Work has started today, Monday 13 May, on conserving and stabilising the ironstone roasting kilns at Bank Top, Rosedale. Initially, the area around the kilns will be fenced off and scaffolding erected to allow William Birch Ltd to carry out much needed conservation work on these impressive monuments to Rosedale’s ironstone ‘Klondike’ which started here at West Mines in 1856.
A lot of work has been done under the project on the ironstone workings and railway line at East Mines (see previous LoI updates) so it is good to see that West Mines, also known as Low Works, are now getting the same treatment.
Access to the lower car park at Bank Top will be restricted during the period of works so visitors are encouraged to use the upper car park.
If you have been up on the line recently you will have seen some major work completed to stabilise the old track bed by clearing old culverts and making new ones to ensure that water drains away without eroding the track and path.
If you are interested in helping out, check the NYMNP website at www.northyorkmoors.org.uk to see what volunteer tasks are planned for next year.
David Ross and trustees of his foundation visited Rosedale on Tuesday 5 June 2018 to observe progress on the Land of Iron project, to which the Foundation has contributed £300,000. They were briefed in the Reading Room by Tom Mutton, the project manager, before heading out to East Mines on bicycles to see the work that has been done already and to meet volunteers on task on the line.
David Ross and Foundation trustees with members of the project team.
The intrepid band of cyclists head off to East Mines.
Just a reminder that the famous artist, Andy Goldsworthy, will be giving a talk on the art works he has been creating in Northdale, in the Updale Reading Room on Wednesday 13 June starting at 7.00pm
The ‘This Exploited Land Of Iron’ project has been re-named to just Land of Iron (see new logo at top right on our home page).
As part of the project, representatives from Historic England, the contracting consultants Align and the National Park Authority yesterday visited the two main roasting kilns sites to decided on detailed plans for the conservation work which is due to start now in 2019.
At the Stone Kilns, East Mines
The kilns at Bank Top
The work done to stabilise the old track bed at East Mines is maturing nicely, as is the revetting work done by volunteers further down the line. Also, the work to clear the entrance to the culvert at Reeking Gill has held up over winter. Once the weather improves, the surface of the trackbed from Reeking Gill back to the kilns will be restored and repaired.

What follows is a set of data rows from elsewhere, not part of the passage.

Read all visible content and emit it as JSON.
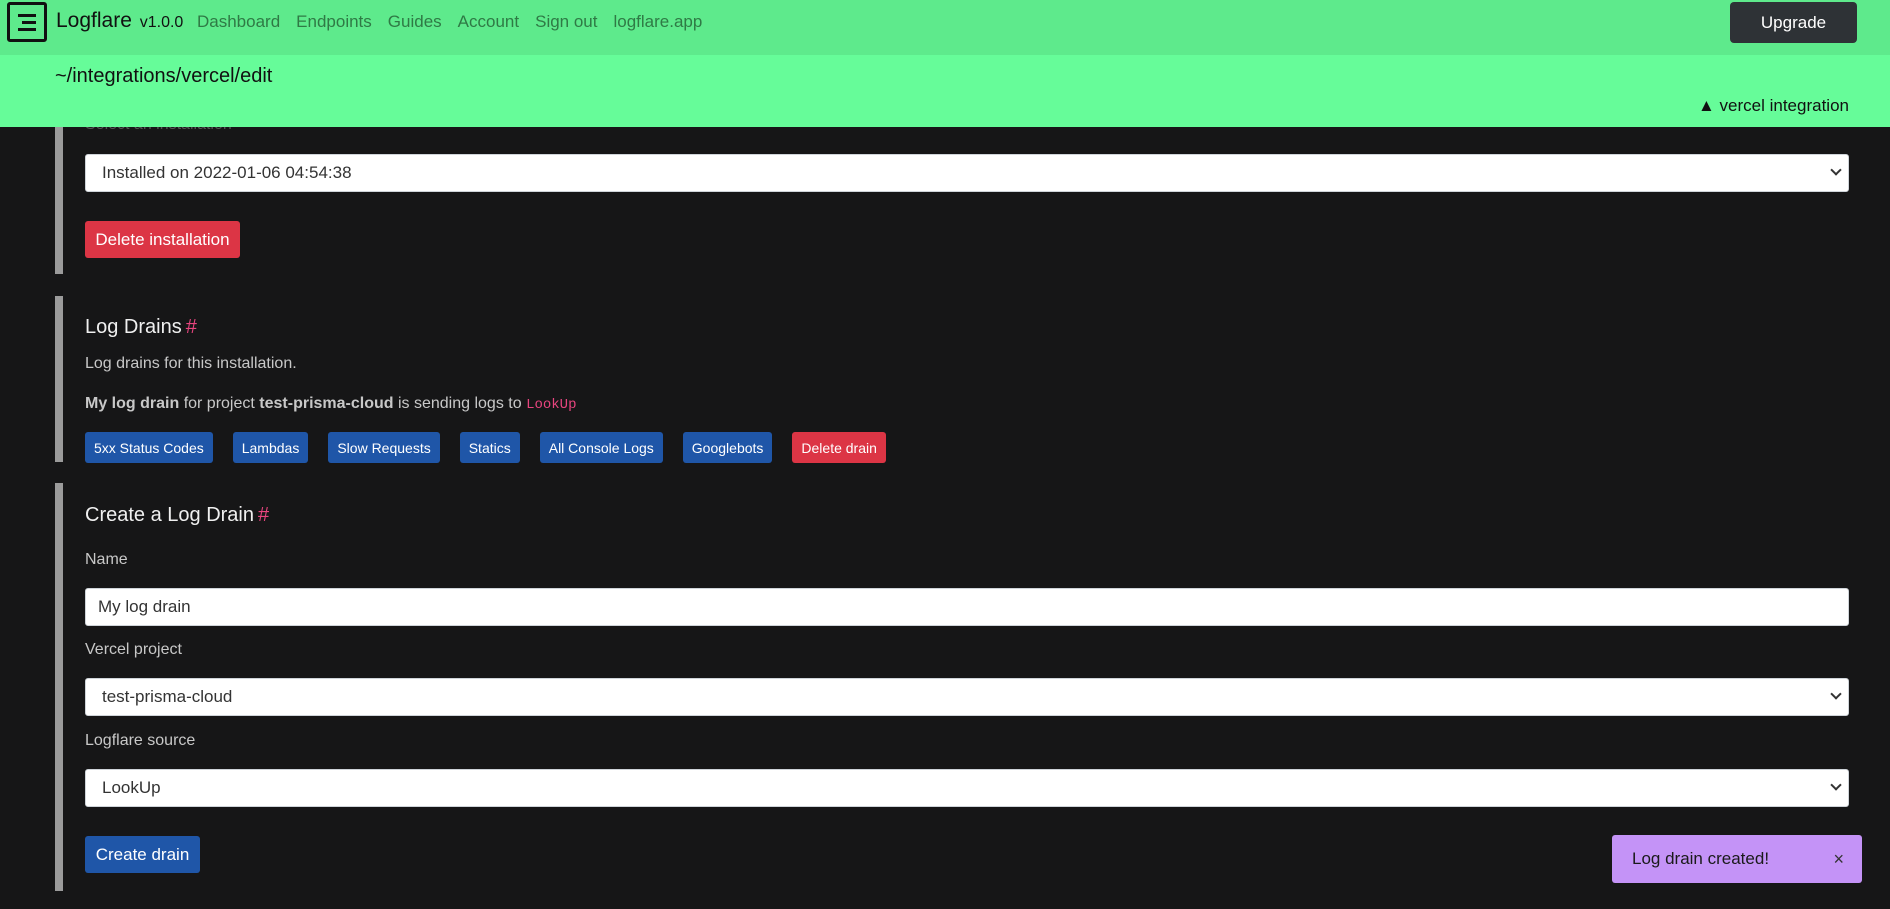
{
  "nav": {
    "brand": "Logflare",
    "version": "v1.0.0",
    "links": [
      "Dashboard",
      "Endpoints",
      "Guides",
      "Account",
      "Sign out",
      "logflare.app"
    ],
    "upgrade_label": "Upgrade"
  },
  "subheader": {
    "path": "~/integrations/vercel/edit",
    "integration_label": "▲ vercel integration"
  },
  "installation": {
    "select_label": "Select an installation",
    "selected": "Installed on 2022-01-06 04:54:38",
    "delete_label": "Delete installation"
  },
  "log_drains": {
    "heading": "Log Drains",
    "hash": "#",
    "description": "Log drains for this installation.",
    "drain_name": "My log drain",
    "for_project": "for project",
    "project": "test-prisma-cloud",
    "sending_to": "is sending logs to",
    "source": "LookUp",
    "buttons": [
      "5xx Status Codes",
      "Lambdas",
      "Slow Requests",
      "Statics",
      "All Console Logs",
      "Googlebots"
    ],
    "delete_label": "Delete drain"
  },
  "create_drain": {
    "heading": "Create a Log Drain",
    "hash": "#",
    "name_label": "Name",
    "name_value": "My log drain",
    "project_label": "Vercel project",
    "project_value": "test-prisma-cloud",
    "source_label": "Logflare source",
    "source_value": "LookUp",
    "submit_label": "Create drain"
  },
  "toast": {
    "message": "Log drain created!",
    "close": "×"
  },
  "colors": {
    "nav_bg": "#5eea8c",
    "subheader_bg": "#66fc99",
    "page_bg": "#161617",
    "primary": "#1f56a8",
    "danger": "#dc3545",
    "toast_bg": "#c493f7",
    "accent_pink": "#e8457f"
  }
}
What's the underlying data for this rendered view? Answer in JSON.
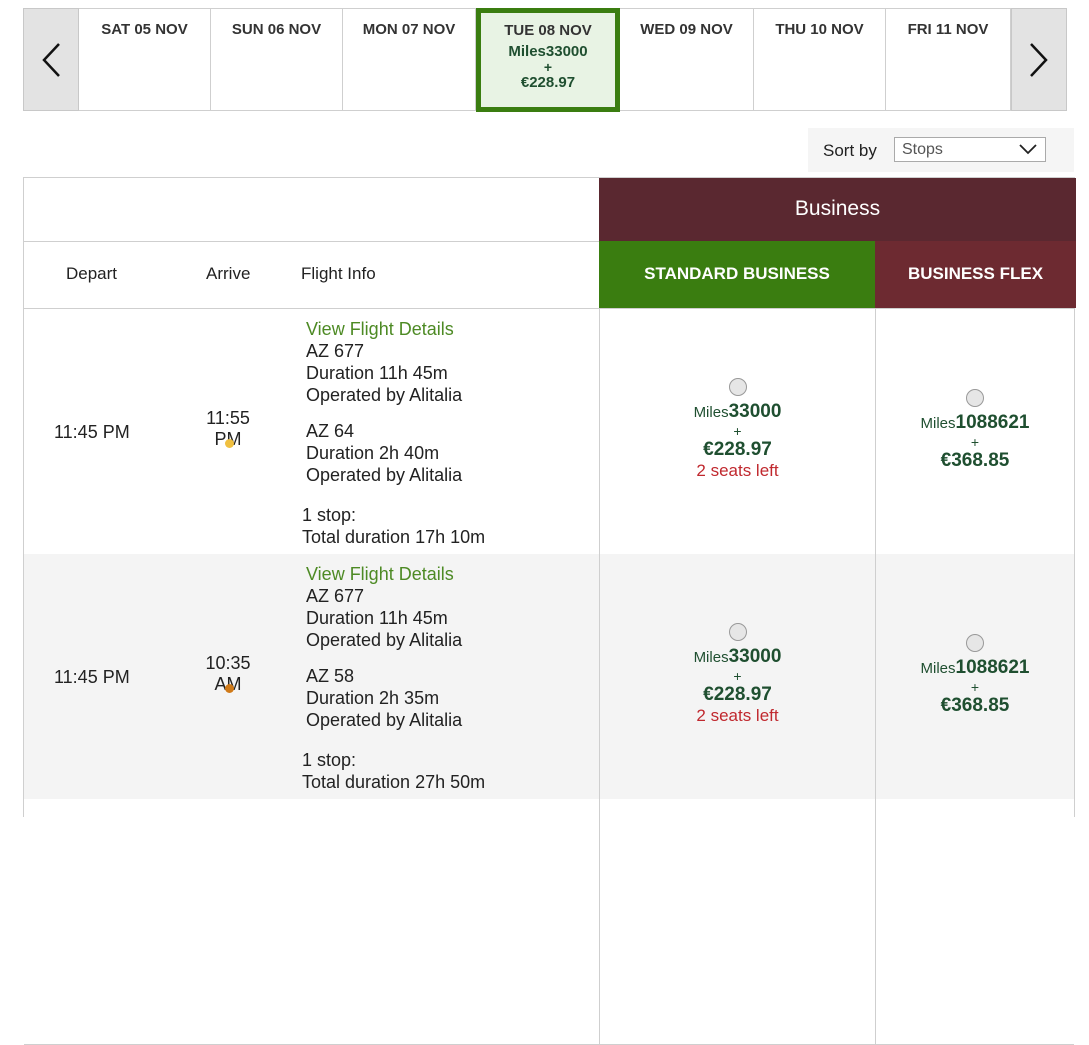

A public consultation on the proposed conservation measures on Rosedale’s ironstone roasting kilns was held last night, 12 December, in the Coach House Inn. The session was very well attended by 28 local people and there was lively discussion on several topics after stimulating presentations by representatives from the project office and the archaeological and engineering agencies involved with the proposed works.
Tom Mutton, the TELI project manager outlines progress on the project.
A group of local volunteers, armed with buckets and spades on Saturday 28 October, dug down through the mud and discovered the original upstream entrance to the Reeking Gill culvert, with Shaun Doughty having used a digger to clear the site (see previous update on 4 October). Work will now continue to shift the rest of the debris from the entrance and expose more of the large stone archway. Muscle power and determination won the day and well done to all.
The entrance exposed at last!
Work has also been done to clear some of the smaller culverts along the old railway line so that water no longer builds up and threatens the integrity of the track bed.
A cleared culvert near Nab Scar
A fuller progress report will be given around the New Year, so that all can see how this marvellous project is progressing. Meanwhile please look at the NYMNPA call for volunteers poster and join in.